Instrumentation for baseline PoSSUM sorties include the operator-tended PoSSUMCam imager system, the Mesospheric Aerosol Sampling Spectrometer (MASS), and the Mesosphere Clear Air Turbulence (MCAT) system and the PoSSUM Atmospheric Sampler. PoSSUM Instrumentation was initially designed for flight on the XCOR Lynx but has since been redesigned for flight on Virgin Galactic’s Spaceship Two and the Blue Origin New Shepard vehicles.
The PoSSUMCam System is an operator-controlled multi-instrument interface that controls an HD video camera system, the WFI wide-image camera, a 1200nm infrared camera, the MASS and MCAT instruments, and an atmospheric sampler. The video camera system will investigate noctilucent cloud small-scale structures, the still-frame camera will capture the cloud structure as a whole, and the infrared camera will investigate the correlation of structures in the OH layer that reside above noctilucent cloud layers. A patented and simplified operator interface allows complete operation of all cameras considering the limited dexterity available to an operator in a spacesuit. PoSSUMCam can support a variety of visible and infrared cameras and serves as a simplified interface so that the PoSSUM Scientist-Astronaut can control all critical aspects of science data acquisition during a suborbital flight.
The MASS payload mounts to the spacecraft in an external pod. An electrostatic mass analyzer, MASS performs a mass-analysis to determine the concentration of both positively and negatively charged aerosol particles in the atmosphere. This informs us of the nature of both terrestrial and extra-terrestrial (e.g. meteorite) particulates, which is essential in understanding how noctilucent clouds nucleate. Specifically, MASS will determine:
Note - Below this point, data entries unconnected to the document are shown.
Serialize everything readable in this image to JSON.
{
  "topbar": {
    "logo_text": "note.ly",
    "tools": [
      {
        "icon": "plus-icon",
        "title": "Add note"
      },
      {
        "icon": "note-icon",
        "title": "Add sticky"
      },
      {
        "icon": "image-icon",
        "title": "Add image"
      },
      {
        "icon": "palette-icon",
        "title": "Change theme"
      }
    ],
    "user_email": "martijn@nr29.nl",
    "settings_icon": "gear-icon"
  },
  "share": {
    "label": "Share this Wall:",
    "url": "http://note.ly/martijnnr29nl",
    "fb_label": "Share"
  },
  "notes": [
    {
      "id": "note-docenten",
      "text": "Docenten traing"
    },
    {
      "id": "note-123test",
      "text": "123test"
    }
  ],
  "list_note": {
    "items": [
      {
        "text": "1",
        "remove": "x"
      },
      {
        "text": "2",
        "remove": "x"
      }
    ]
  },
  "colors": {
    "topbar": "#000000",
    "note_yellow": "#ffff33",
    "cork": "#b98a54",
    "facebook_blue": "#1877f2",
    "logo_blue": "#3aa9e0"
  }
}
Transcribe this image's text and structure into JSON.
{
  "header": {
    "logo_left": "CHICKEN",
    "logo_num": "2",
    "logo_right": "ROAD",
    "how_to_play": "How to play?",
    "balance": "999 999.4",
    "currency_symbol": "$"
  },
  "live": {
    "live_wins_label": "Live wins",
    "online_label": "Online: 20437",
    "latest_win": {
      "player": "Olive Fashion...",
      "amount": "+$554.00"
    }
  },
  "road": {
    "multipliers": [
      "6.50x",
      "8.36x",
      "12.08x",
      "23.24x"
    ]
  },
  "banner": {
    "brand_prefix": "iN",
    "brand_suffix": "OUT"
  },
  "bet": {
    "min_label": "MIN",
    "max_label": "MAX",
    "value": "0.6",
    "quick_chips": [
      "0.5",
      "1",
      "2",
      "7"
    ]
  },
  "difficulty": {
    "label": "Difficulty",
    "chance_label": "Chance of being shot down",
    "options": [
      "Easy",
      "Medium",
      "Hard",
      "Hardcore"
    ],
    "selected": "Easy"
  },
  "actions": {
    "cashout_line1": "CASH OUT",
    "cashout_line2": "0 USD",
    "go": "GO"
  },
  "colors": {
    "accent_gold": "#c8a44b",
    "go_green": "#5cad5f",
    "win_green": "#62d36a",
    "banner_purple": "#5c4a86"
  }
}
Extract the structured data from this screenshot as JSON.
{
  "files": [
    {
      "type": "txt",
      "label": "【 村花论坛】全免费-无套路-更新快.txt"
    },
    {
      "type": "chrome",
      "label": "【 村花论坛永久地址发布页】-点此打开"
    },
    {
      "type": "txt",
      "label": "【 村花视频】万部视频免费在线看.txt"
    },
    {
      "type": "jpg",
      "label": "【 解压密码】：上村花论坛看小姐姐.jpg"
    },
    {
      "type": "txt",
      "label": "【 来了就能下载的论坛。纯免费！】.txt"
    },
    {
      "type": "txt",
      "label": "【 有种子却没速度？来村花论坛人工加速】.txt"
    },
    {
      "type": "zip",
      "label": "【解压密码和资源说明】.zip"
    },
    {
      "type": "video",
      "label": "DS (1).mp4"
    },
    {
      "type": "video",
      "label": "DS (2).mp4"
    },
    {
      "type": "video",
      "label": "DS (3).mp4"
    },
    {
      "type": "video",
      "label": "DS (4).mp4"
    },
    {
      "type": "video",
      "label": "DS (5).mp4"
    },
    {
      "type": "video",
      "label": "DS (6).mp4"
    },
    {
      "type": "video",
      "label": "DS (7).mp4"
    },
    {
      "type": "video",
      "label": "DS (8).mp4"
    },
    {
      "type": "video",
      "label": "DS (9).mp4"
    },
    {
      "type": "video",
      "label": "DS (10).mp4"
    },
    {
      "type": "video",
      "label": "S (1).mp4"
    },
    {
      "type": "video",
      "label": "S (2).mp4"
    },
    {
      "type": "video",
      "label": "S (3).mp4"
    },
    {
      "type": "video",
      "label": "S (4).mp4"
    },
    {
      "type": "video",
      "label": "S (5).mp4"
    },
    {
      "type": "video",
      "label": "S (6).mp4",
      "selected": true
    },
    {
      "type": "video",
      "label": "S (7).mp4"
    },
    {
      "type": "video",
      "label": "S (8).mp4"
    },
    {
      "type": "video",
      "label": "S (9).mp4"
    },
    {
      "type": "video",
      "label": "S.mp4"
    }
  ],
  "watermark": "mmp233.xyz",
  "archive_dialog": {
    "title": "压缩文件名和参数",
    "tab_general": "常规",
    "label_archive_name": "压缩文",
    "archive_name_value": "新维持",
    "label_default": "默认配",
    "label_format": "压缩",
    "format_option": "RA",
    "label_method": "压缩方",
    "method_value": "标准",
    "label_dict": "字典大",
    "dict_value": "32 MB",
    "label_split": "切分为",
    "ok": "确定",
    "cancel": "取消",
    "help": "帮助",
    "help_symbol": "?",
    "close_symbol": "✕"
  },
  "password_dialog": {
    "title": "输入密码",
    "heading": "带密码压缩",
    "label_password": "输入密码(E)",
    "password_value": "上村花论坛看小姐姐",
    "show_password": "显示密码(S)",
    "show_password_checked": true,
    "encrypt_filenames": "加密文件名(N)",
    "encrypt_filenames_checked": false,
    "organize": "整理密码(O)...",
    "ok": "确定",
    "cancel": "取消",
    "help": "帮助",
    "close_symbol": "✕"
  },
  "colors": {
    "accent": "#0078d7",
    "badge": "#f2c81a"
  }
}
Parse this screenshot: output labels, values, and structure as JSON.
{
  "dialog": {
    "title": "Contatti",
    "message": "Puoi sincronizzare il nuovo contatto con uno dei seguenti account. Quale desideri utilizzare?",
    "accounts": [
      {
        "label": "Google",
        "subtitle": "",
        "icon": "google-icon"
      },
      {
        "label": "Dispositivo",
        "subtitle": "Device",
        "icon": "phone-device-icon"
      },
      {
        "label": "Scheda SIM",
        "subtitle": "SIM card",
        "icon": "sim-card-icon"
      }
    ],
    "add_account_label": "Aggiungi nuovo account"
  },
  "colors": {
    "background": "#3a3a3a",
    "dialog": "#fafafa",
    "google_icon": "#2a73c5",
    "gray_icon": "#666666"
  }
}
The MCAT system is an extremely sensitive pressure gauge coupled with an accelerometer to be mounted in an external pod of the spacecraft. The MCAT vacuum pressure gauge extends into the airflow to measure atmospheric densities from the ground to an altitude of 120 km, from which atmospheric temperatures may be calculated with a resolution of less than 100 meters. Combined with the vacuum pressure gauge is the MCAT micro-g accelerometer system, which measures the atmospheric drag on the vehicle, from which atmospheric densities of comparable resolution may also be calculated. By calculating the atmospheric density through two independent methods, greater precision and confidence are achieved.